Adds Swarts: "Your brain doesn't want to be stuck in patterns that don't serve you and your brain then balances itself. It learns to shift from slow to fast states smoothly and easily and stay in each as long as is needed. As the brain practises the tasks set for it, it grows stronger, in the same way that an exercised muscle grows stronger. This enhanced brain now has the ability to react more quickly and appropriately to a given situation.

"There are no tricks or techniques, no subliminal messages and no input – your brain changes itself. You don't have to think about it or try – your brain gets the feedback and moves in the desired direction itself."

A typical session takes 30 minutes, although for young children it may be substantially shorter. Even after the first session, both therapists say that many clients report effects such as improved anxiety, better quality sleep, lighter mood and reduced somatic complaints like headaches.

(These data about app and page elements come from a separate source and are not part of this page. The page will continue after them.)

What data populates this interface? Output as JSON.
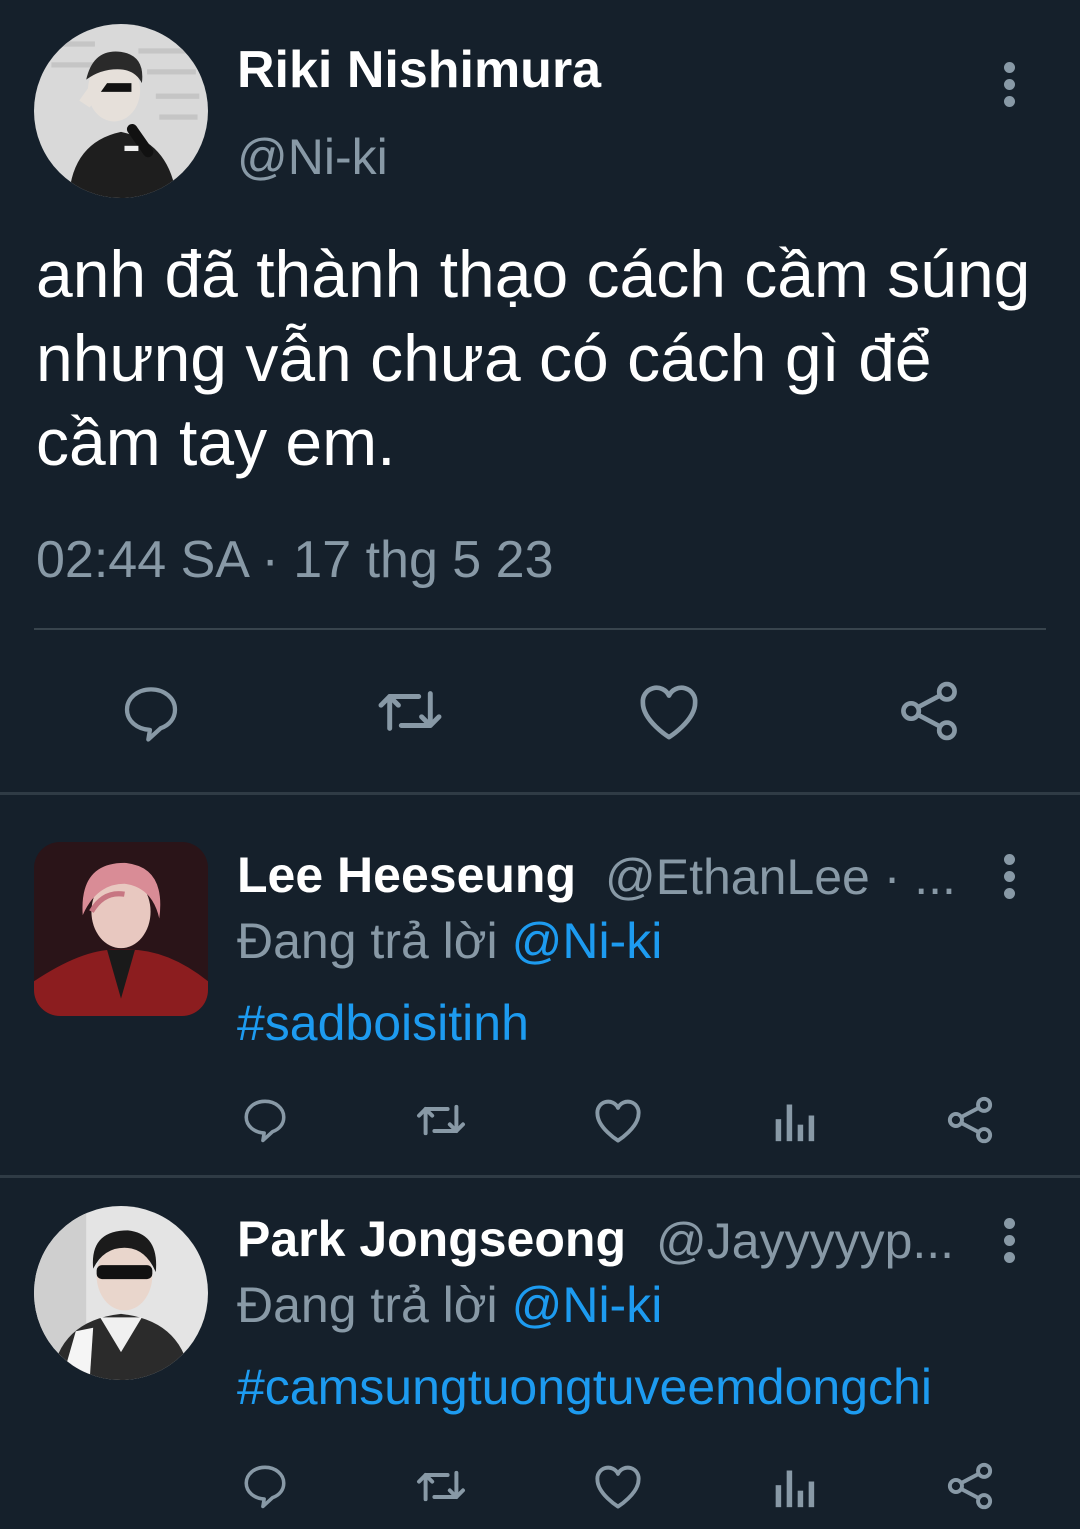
{
  "main_tweet": {
    "author_name": "Riki Nishimura",
    "author_handle": "@Ni-ki",
    "text": "anh đã thành thạo cách cầm súng nhưng vẫn chưa có cách gì để cầm tay em.",
    "timestamp": "02:44 SA · 17 thg 5 23",
    "avatar_icon": "person-avatar",
    "actions": [
      "reply-icon",
      "retweet-icon",
      "like-icon",
      "share-icon"
    ]
  },
  "replies": [
    {
      "author_name": "Lee Heeseung",
      "author_handle": "@EthanLee · ...",
      "replying_label": "Đang trả lời",
      "replying_to": "@Ni-ki",
      "hashtag": "#sadboisitinh"
    },
    {
      "author_name": "Park Jongseong",
      "author_handle": "@Jayyyyyp...",
      "replying_label": "Đang trả lời",
      "replying_to": "@Ni-ki",
      "hashtag": "#camsungtuongtuveemdongchi"
    }
  ],
  "colors": {
    "background": "#15202b",
    "accent": "#1d9bf0",
    "muted": "#8899a6",
    "divider": "#38444d"
  }
}
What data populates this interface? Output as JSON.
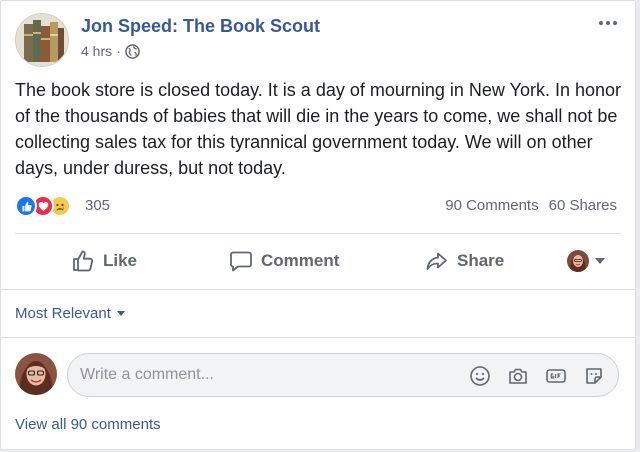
{
  "post": {
    "page_name": "Jon Speed: The Book Scout",
    "time": "4 hrs",
    "meta_separator": "·",
    "text": "The book store is closed today. It is a day of mourning in New York. In honor of the thousands of babies that will die in the years to come, we shall not be collecting sales tax for this tyrannical government today. We will on other days, under duress, but not today."
  },
  "stats": {
    "reactions": [
      "like-icon",
      "love-icon",
      "sad-icon"
    ],
    "reaction_count": "305",
    "comments": "90 Comments",
    "shares": "60 Shares"
  },
  "actions": {
    "like": "Like",
    "comment": "Comment",
    "share": "Share"
  },
  "comments": {
    "sort_label": "Most Relevant",
    "input_placeholder": "Write a comment...",
    "view_all": "View all 90 comments"
  },
  "colors": {
    "link": "#385898",
    "muted": "#606770",
    "like": "#1877f2",
    "love": "#f0284a",
    "sad": "#f7c94a"
  }
}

"The number of sessions is worked out depending on what we need to achieve but on average 12 to 18 hours is enough time for most people to develop new neural pathways and make them strong enough to not go back to old patterning," says Swarts. "About 70% of my clients have been very happy with 12 hours."

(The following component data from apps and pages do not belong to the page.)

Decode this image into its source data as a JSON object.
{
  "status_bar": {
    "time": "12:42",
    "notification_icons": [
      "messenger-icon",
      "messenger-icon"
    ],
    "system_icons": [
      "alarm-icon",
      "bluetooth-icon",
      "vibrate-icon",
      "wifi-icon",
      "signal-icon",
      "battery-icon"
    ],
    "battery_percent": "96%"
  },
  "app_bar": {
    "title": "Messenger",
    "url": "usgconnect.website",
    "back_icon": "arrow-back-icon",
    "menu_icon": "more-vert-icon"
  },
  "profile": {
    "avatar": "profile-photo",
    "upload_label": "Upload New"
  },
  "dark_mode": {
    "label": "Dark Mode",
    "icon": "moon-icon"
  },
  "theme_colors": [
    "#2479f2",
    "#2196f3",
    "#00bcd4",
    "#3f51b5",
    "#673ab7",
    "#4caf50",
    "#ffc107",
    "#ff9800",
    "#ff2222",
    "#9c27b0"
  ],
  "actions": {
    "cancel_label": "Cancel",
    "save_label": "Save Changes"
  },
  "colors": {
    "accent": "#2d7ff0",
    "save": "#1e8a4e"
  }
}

"The brain training needs enough hours to create new neural pathways and then make them strong enough so that the brain will not go back to old patterning," adds Loewenthal. "Once this new patterning is retained, this then becomes normal. Each client presents with a different case and therefore the exact number of sessions cannot be predicted. For there to be consistent and lasting change, the brain needs to learn and relearn and relearn the new patterns of brainwaves. A mild sleep disorder may be resolved in 20 sessions, whereas epilepsy may take in excess of 100 sessions to bring under control."

Loewenthal stresses that it's important to check your neuro-feedback practitioner's credentials: "Unfortunately, some neurotherapy equipment is available over the Internet and neuro-therapy is being practised by 'housewives' with no knowledge of the brain or insight into the potential damage that they can do without the proper training and knowledge about neurotherapy," she says.

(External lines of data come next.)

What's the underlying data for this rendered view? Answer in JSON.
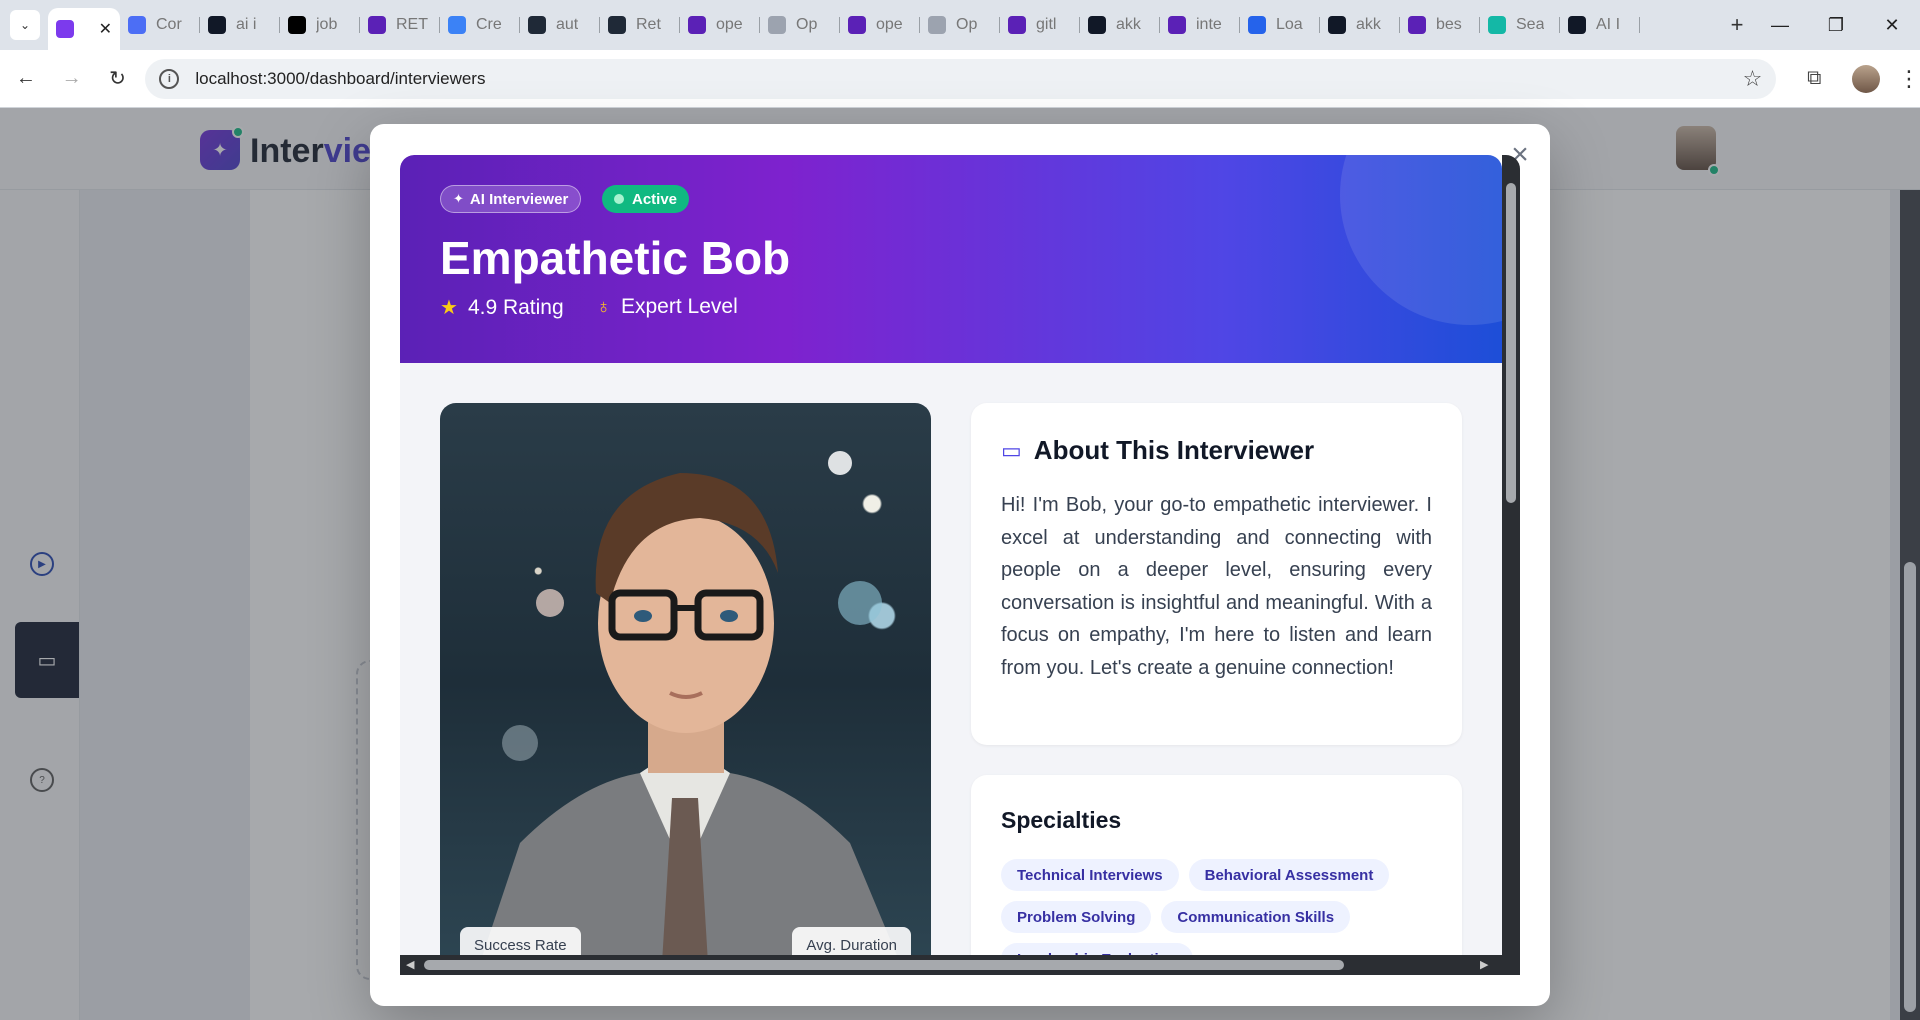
{
  "browser": {
    "tabs": [
      {
        "title": "",
        "color": "#7c3aed",
        "icon": "app-favicon",
        "active": true
      },
      {
        "title": "Cor",
        "color": "#4c6ef5",
        "icon": "c-favicon"
      },
      {
        "title": "ai i",
        "color": "#111827",
        "icon": "bolt-favicon"
      },
      {
        "title": "job",
        "color": "#000000",
        "icon": "triangle-favicon"
      },
      {
        "title": "RET",
        "color": "#5b21b6",
        "icon": "yahoo-favicon"
      },
      {
        "title": "Cre",
        "color": "#3b82f6",
        "icon": "dots-favicon"
      },
      {
        "title": "aut",
        "color": "#1f2937",
        "icon": "grid-favicon"
      },
      {
        "title": "Ret",
        "color": "#1f2937",
        "icon": "grid-favicon"
      },
      {
        "title": "ope",
        "color": "#5b21b6",
        "icon": "yahoo-favicon"
      },
      {
        "title": "Op",
        "color": "#9ca3af",
        "icon": "share-favicon"
      },
      {
        "title": "ope",
        "color": "#5b21b6",
        "icon": "yahoo-favicon"
      },
      {
        "title": "Op",
        "color": "#9ca3af",
        "icon": "share-favicon"
      },
      {
        "title": "gitl",
        "color": "#5b21b6",
        "icon": "yahoo-favicon"
      },
      {
        "title": "akk",
        "color": "#111827",
        "icon": "github-favicon"
      },
      {
        "title": "inte",
        "color": "#5b21b6",
        "icon": "yahoo-favicon"
      },
      {
        "title": "Loa",
        "color": "#2563eb",
        "icon": "doc-favicon"
      },
      {
        "title": "akk",
        "color": "#111827",
        "icon": "github-favicon"
      },
      {
        "title": "bes",
        "color": "#5b21b6",
        "icon": "yahoo-favicon"
      },
      {
        "title": "Sea",
        "color": "#14b8a6",
        "icon": "v-favicon"
      },
      {
        "title": "AI I",
        "color": "#111827",
        "icon": "dice-favicon"
      }
    ],
    "url": "localhost:3000/dashboard/interviewers"
  },
  "app": {
    "logo_prefix": "Inter",
    "logo_accent": "view"
  },
  "modal": {
    "badge_ai": "AI Interviewer",
    "badge_status": "Active",
    "name": "Empathetic Bob",
    "rating": "4.9 Rating",
    "level": "Expert Level",
    "about_title": "About This Interviewer",
    "about_text": "Hi! I'm Bob, your go-to empathetic interviewer. I excel at understanding and connecting with people on a deeper level, ensuring every conversation is insightful and meaningful. With a focus on empathy, I'm here to listen and learn from you. Let's create a genuine connection!",
    "specialties_title": "Specialties",
    "specialties": [
      "Technical Interviews",
      "Behavioral Assessment",
      "Problem Solving",
      "Communication Skills",
      "Leadership Evaluation"
    ],
    "stat_success": "Success Rate",
    "stat_duration": "Avg. Duration"
  },
  "colors": {
    "brand": "#4f46e5",
    "active_green": "#10b981",
    "hero_gradient_start": "#5b21b6",
    "hero_gradient_end": "#1d4ed8"
  }
}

"Only professionals with the proper registration with the Health Professions Council of South Africa may practise neuro-feedback, eg. psychologists, speech therapists, occupational therapists, medical doctors. They may only practise within the scope of their registration.

"Properly trained and qualified practitioners belong to the Neurotherapy Association of Africa (NAA). The NAA is dedicated to professionalism and growth within this field and therefore arranges for some of the well-respected experts in the field to come to South Africa to present courses to those properly registered with the NAA. Courses are also presented overseas." If you need to check out your practitioner, you can simply contact the NAA's secretary on traceyleed@gmail.com.

She adds that some of the practitioners registered with the NAA are also affiliates of EEG Spectrum International and receive daily updates regarding cutting-edge research and case discussions. Some therapists are also trained in peak performance training and assist top sports people and business people. We are all very aware of the need to train our bodies for peak performance, but perhaps it's time we put some effort into training our brains – the possibilities, it seems, are endless.